With all that uncertainty looming, it certainly seems as though the sensible approach for any brand would be to wait and see how the legal situation develops, but turning away from AI entirely also means shutting the door on some genuine behind-the-scenes use cases. A lot of creative time is spent on moods, concepts, and ideas, and AI excels at rapidly generating all of these things. And as dramatic as the power of ideating and experimenting in 3D can be (hence this publication) it still requires training, time, and knowledge to an extent that prompting an AI just doesn’t. For quick visualisation of a fully-staged, entirely novel idea that can then be either taken up as inspiration for product design and development the same way a concept board would be, there is very little that can match the speed and unbridled generative scope of AI.
Practically speaking, brands are unlikely to want to continue to use off-the-shelf, general solutions like Midjourney for long, but the same principles and the same machine learning models could be trained on a much narrow set of brand-specific data to ensure that the results they generate are on-model more often than not.
Overall, then, how big of a deal do we think generative AI is going to be for fashion? Big enough that we let it design this inaugural report’s front cover (although we went with a more abstract result, for obvious reasons) and big enough that I would not be at all surprised to see creative designers, merchandisers, and other job roles adding it into their workflows by the time we next produce one of these reports.
In the slightly longer term, there is also a strong chance that generative AI could become an integral COG in the overall DPC ecosystem, even if it doesn’t generate useable digital assets itself. The same way that companies have trusted in the optimisation algorithms that power automated nesting and improve their material yields, they could soon place the same degree of trust in generative AI as a way to kickstart the creative process and complement workflows that were previously manually-intensive.
It feels almost naive to talk about generative AI in this way, though. Platforms and solutions that make use of it are certainly going to land in brands’ and retailers’ digital product creation toolkits, but compartmentalising the whole spectrum of possibilities ignores the fact that we’re currently living through a genuine tectonic shift in where the burden of effort and invention lies between person and machine.
In the past, I think a lot of the hand-wringing around whether AI is going to devalue human craft and creativity has been overblown. I don’t feel that way about generative AI. And there remains an open question, for me, as to whether it’s likely to turn creativity into a commodity in a destructive way, or put power in the hands of people who have ideas but not necessarily the manual skills to realise them.

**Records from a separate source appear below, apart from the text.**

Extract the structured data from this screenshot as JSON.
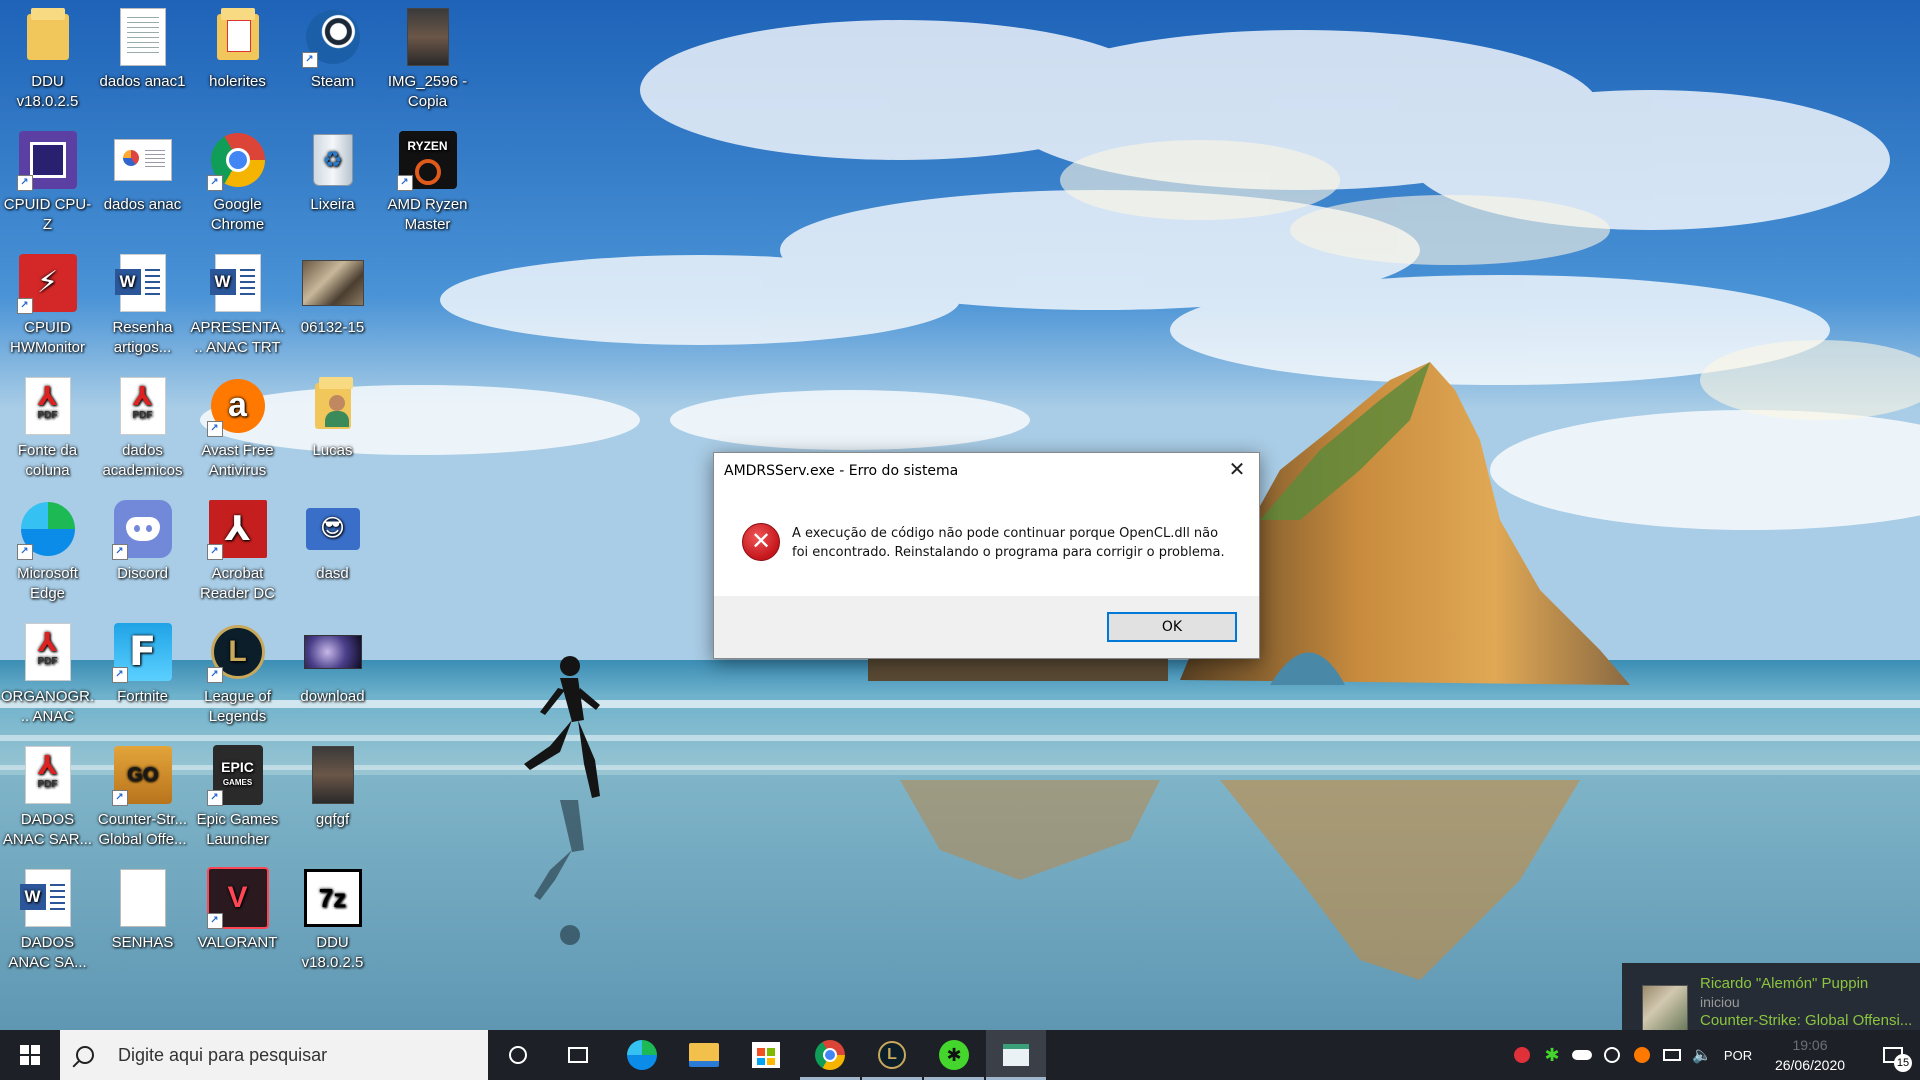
{
  "desktop": {
    "icons": [
      {
        "label": "DDU v18.0.2.5",
        "icon": "folder-icon"
      },
      {
        "label": "dados anac1",
        "icon": "text-document-icon"
      },
      {
        "label": "holerites",
        "icon": "pdf-folder-icon"
      },
      {
        "label": "Steam",
        "icon": "steam-icon"
      },
      {
        "label": "IMG_2596 - Copia",
        "icon": "photo-icon"
      },
      {
        "label": "CPUID CPU-Z",
        "icon": "cpu-z-icon"
      },
      {
        "label": "dados anac",
        "icon": "chart-document-icon"
      },
      {
        "label": "Google Chrome",
        "icon": "chrome-icon"
      },
      {
        "label": "Lixeira",
        "icon": "recycle-bin-icon"
      },
      {
        "label": "AMD Ryzen Master",
        "icon": "ryzen-master-icon"
      },
      {
        "label": "CPUID HWMonitor",
        "icon": "hwmonitor-icon"
      },
      {
        "label": "Resenha artigos...",
        "icon": "word-document-icon"
      },
      {
        "label": "APRESENTA... ANAC TRT",
        "icon": "word-document-icon"
      },
      {
        "label": "06132-15",
        "icon": "photo-icon"
      },
      {
        "label": "Fonte da coluna",
        "icon": "pdf-icon"
      },
      {
        "label": "dados academicos",
        "icon": "pdf-icon"
      },
      {
        "label": "Avast Free Antivirus",
        "icon": "avast-icon"
      },
      {
        "label": "Lucas",
        "icon": "user-folder-icon"
      },
      {
        "label": "Microsoft Edge",
        "icon": "edge-icon"
      },
      {
        "label": "Discord",
        "icon": "discord-icon"
      },
      {
        "label": "Acrobat Reader DC",
        "icon": "acrobat-icon"
      },
      {
        "label": "dasd",
        "icon": "image-icon"
      },
      {
        "label": "ORGANOGR... ANAC",
        "icon": "pdf-icon"
      },
      {
        "label": "Fortnite",
        "icon": "fortnite-icon"
      },
      {
        "label": "League of Legends",
        "icon": "league-of-legends-icon"
      },
      {
        "label": "download",
        "icon": "image-icon"
      },
      {
        "label": "DADOS ANAC SAR...",
        "icon": "pdf-icon"
      },
      {
        "label": "Counter-Str... Global Offe...",
        "icon": "csgo-icon"
      },
      {
        "label": "Epic Games Launcher",
        "icon": "epic-games-icon"
      },
      {
        "label": "gqfgf",
        "icon": "photo-icon"
      },
      {
        "label": "DADOS ANAC SA...",
        "icon": "word-document-icon"
      },
      {
        "label": "SENHAS",
        "icon": "blank-document-icon"
      },
      {
        "label": "VALORANT",
        "icon": "valorant-icon"
      },
      {
        "label": "DDU v18.0.2.5",
        "icon": "7zip-archive-icon"
      }
    ]
  },
  "dialog": {
    "title": "AMDRSServ.exe - Erro do sistema",
    "message": "A execução de código não pode continuar porque OpenCL.dll não foi encontrado. Reinstalando o programa para corrigir o problema.",
    "ok_label": "OK",
    "icon": "error-icon",
    "close_glyph": "✕"
  },
  "notification": {
    "name": "Ricardo \"Alemón\" Puppin",
    "action": "iniciou",
    "game": "Counter-Strike: Global Offensi..."
  },
  "taskbar": {
    "search_placeholder": "Digite aqui para pesquisar",
    "apps": [
      "cortana-icon",
      "task-view-icon",
      "edge-icon",
      "file-explorer-icon",
      "microsoft-store-icon",
      "chrome-icon",
      "league-of-legends-icon",
      "razer-icon",
      "window-icon"
    ],
    "language": "POR",
    "time": "19:06",
    "date": "26/06/2020",
    "notification_count": "15"
  },
  "colors": {
    "taskbar_bg": "#1d2027",
    "dialog_accent": "#0078d7",
    "error_red": "#c4161c",
    "steam_green": "#8bc53f"
  }
}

Either way, though, the intelligent bet right here, right now, is to figure out how to incorporate generative AI into both your personal toolset and your brand’s digital-native workflow before it finds its seat at the table some other way. Because if the latter happens, it’s going to flip the table much faster than any of us are ready for.
DISCLAIMER: For the avoidance of doubt, The Interline makes no claim of ownership to the images contained in these pages. They were created using Midjourney and DALL-E2 from extensive prompting and re-working, and are subject to the same uncertainty that governs all AI-generated creative works at this point in time.